If the COVID-19 pandemic has taught us anything, it’s that a country’s physical and economic health go hand in hand. You cannot have one without the other.
Whenever an employee falls ill, there’s a cost: not just to the welfare of that person, but also in potential health care, or a loss in working hours. If a population is in bad health, it can’t have a thriving economy; and if a country falls into a deep recession, its health inevitably suffers.
So when the very air we breathe is filled with all sorts of nasty stuff, there’s going to be a price to pay — and across Europe, it appears that people in London are especially overdrawn.
According to the largest study of its kind from CE Delft, a Dutch consultancy firm that specialises in innovative environmental solutions, the health costs of air pollution from car emissions in England’s capital city are higher than anywhere else across the continent.
It examined data from the World Health Organization (WHO) and Eurostat — the statistical office of the European Union — and discovered that the social cost to London stood at €11.4 billion (£10.3 billion). That’s almost double the level of Bucharest, in Romania (£5.75 billion), and more than twice that of Berlin, Germany (£4.75 billion), the second and third worst ranked cities.
You can view the full league table on the website of the European Public Health Alliance (EPHA), a network of European health care charities, where the results were published on Wednesday.
The study measured the value of health costs caused by particulate matter, ozone, and nitrogen dioxide. Across all 432 cities in 30 countries, residents lost a total of €166 billion (£151 billion) every year — or €385 million (£349 million) on average per city.
The findings revealed that air pollution costs the average European city resident €1,276 (£1,160) per year, slightly less than the average cost to each London citizen (£1,175), albeit in a city with the third highest population across the continent. The larger the city, the higher the pollution.
In fact, the European Environment Agency (EEA) has said that air pollution is the leading environmental cause of premature death in Europe, prematurely killing 400,000 people every year — almost double the number of deaths from COVID-19 recorded in the UK so far this year.
However, other research has suggested the true figure on air pollution deaths could be twice the reported number, meaning more people die from air pollution in Europe than smoking. Worldwide, nearly 500,000 babies died within the first month of their life because of poor air quality, according to the State of Global Air 2020 report.
WATCH:— Charlie Cooke (@ccooke_rt) October 21, 2020
- UK the 6th richest country in the world
- London the worst city in Europe for health costs from air pollution
Catch the full interview with @MagicMagid about tackling air pollution which hits the worst off in society the hardesthttps://t.co/Q0zwdWMhb7https://t.co/lPbvIeFisVpic.twitter.com/AhhNbCtGD6
For London, air pollution causes nearly 9,500 early deaths a year, according to separate research from the Royal College of Physicians, and roughly 40,000 premature deaths across the whole UK annually.
When judged by WHO standards, 99% of the capital city is experiencing illegal levels of air pollution.
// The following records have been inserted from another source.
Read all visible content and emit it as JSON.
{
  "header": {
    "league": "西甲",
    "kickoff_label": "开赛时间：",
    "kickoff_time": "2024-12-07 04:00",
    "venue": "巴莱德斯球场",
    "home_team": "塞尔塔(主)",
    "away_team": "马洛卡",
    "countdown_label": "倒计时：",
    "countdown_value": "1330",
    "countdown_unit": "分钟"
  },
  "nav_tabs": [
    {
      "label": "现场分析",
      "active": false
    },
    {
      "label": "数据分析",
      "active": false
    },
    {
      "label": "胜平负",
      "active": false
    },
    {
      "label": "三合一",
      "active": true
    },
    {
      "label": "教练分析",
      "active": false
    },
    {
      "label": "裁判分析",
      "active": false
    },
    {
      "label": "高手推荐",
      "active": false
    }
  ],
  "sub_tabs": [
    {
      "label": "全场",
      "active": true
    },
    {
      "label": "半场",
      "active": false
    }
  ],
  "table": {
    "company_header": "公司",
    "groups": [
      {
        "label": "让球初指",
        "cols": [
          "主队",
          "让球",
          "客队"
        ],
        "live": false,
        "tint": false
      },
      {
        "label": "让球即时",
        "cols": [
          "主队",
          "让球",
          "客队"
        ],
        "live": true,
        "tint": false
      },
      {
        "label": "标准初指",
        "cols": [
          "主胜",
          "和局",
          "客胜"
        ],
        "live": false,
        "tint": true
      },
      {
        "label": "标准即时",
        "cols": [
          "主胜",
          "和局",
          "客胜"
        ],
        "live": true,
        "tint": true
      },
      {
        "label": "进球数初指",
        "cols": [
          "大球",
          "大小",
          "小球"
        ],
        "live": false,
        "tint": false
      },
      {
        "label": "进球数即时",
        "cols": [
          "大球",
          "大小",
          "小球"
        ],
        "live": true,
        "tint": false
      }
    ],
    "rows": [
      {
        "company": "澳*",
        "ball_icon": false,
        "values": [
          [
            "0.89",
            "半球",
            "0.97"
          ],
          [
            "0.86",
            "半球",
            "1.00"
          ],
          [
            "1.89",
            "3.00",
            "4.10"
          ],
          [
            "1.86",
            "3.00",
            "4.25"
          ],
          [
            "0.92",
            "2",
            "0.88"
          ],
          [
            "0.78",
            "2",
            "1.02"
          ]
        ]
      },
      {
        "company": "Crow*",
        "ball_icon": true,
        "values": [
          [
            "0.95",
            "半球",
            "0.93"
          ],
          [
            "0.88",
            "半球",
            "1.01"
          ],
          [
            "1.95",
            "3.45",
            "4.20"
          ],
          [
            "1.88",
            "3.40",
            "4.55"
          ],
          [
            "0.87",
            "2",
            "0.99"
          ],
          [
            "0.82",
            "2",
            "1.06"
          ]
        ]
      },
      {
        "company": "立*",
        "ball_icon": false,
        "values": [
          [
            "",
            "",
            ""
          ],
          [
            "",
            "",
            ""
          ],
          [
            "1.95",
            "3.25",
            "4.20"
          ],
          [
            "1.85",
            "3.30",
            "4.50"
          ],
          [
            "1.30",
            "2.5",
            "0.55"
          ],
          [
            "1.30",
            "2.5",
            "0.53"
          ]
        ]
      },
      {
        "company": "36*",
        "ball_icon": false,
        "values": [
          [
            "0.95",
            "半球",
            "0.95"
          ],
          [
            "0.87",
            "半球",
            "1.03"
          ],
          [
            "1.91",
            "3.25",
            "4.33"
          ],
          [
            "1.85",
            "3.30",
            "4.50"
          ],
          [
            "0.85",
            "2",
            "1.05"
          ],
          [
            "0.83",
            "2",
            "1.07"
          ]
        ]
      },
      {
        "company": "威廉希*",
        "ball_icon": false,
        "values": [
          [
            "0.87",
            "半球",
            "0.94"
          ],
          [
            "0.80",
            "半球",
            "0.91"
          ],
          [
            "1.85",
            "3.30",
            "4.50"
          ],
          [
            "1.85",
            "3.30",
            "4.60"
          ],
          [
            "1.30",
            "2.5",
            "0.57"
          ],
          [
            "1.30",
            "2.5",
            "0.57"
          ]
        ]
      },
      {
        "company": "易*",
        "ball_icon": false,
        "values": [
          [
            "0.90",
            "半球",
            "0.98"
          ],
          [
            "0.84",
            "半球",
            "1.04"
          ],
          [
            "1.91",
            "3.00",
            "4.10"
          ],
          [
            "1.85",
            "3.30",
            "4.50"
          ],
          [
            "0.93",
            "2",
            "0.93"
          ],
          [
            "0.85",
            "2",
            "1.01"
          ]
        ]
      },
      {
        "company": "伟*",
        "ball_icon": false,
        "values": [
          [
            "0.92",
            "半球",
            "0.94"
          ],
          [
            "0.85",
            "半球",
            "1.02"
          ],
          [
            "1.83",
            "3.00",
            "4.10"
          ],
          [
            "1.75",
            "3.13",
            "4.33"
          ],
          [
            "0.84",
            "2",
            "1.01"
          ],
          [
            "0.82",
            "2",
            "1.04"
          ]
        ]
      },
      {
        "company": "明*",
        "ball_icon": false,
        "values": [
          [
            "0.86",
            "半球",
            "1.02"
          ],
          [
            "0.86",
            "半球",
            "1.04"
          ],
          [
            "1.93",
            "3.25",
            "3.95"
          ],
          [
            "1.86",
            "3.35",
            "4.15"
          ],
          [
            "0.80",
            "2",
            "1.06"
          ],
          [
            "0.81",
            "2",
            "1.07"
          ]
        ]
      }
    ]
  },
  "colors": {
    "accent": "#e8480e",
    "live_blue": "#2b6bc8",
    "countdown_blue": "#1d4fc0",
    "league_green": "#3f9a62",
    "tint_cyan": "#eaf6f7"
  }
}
That’s despite a reported 94% reduction in the number of people living in areas with illegal levels of nitrogen dioxide since Sadiq Khan became Mayor of London in 2016, according to the Guardian.
All of this comes with a cost. In this study, diesel cars were highlighted as a key cause of illegal pollution levels, while a 2018 report found that, on average, every car in London costs the National Health Service (NHS) £8,000.
“Our study reveals the magnitude of the damage toxic air is causing to people’s health and the huge health inequalities that exist between and within countries in Europe,” said Sascha Marschang, the acting secretary general of the EPHA. “To a large extent, the situation can be influenced by transport policies and cities can reduce costs by switching to zero-emission urban mobility.”
“Governments and the European Union should bear these costs in mind for transport policy in order to support, not to hinder, a healthy recovery from the COVID-19 pandemic,” Marschang added.